• _AIM OF THE EXERCISE_
Reproduce the complete listing without any deviation.

• _RECORDS_
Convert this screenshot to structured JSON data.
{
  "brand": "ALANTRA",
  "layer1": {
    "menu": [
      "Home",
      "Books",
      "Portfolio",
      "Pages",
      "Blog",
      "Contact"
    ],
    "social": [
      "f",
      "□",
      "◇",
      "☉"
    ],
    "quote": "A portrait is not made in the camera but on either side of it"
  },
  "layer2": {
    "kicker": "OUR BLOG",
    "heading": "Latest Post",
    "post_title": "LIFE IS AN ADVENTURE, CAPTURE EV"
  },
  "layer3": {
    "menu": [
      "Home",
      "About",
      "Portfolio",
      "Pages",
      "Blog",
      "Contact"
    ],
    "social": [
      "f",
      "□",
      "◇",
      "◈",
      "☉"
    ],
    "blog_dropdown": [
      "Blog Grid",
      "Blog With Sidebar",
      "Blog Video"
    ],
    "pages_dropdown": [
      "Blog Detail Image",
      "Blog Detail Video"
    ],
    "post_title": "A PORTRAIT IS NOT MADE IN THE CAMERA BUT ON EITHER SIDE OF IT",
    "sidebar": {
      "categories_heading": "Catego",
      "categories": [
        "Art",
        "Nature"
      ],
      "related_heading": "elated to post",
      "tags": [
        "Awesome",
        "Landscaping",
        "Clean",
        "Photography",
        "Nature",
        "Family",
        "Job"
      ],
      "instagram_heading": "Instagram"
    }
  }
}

• _OUTPUT FOR THIS TASK_
Convert this screenshot to structured JSON data.
{
  "brand": "ALANTRA",
  "layer1": {
    "menu": [
      "Home",
      "Books",
      "Portfolio",
      "Pages",
      "Blog",
      "Contact"
    ],
    "social": [
      "f",
      "□",
      "◇",
      "☉"
    ],
    "quote": "A portrait is not made in the camera but on either side of it"
  },
  "layer2": {
    "kicker": "OUR BLOG",
    "heading": "Latest Post",
    "post_title": "LIFE IS AN ADVENTURE, CAPTURE EV"
  },
  "layer3": {
    "menu": [
      "Home",
      "About",
      "Portfolio",
      "Pages",
      "Blog",
      "Contact"
    ],
    "social": [
      "f",
      "□",
      "◇",
      "◈",
      "☉"
    ],
    "blog_dropdown": [
      "Blog Grid",
      "Blog With Sidebar",
      "Blog Video"
    ],
    "pages_dropdown": [
      "Blog Detail Image",
      "Blog Detail Video"
    ],
    "post_title": "A PORTRAIT IS NOT MADE IN THE CAMERA BUT ON EITHER SIDE OF IT",
    "sidebar": {
      "categories_heading": "Catego",
      "categories": [
        "Art",
        "Nature"
      ],
      "related_heading": "elated to post",
      "tags": [
        "Awesome",
        "Landscaping",
        "Clean",
        "Photography",
        "Nature",
        "Family",
        "Job"
      ],
      "instagram_heading": "Instagram"
    }
  }
}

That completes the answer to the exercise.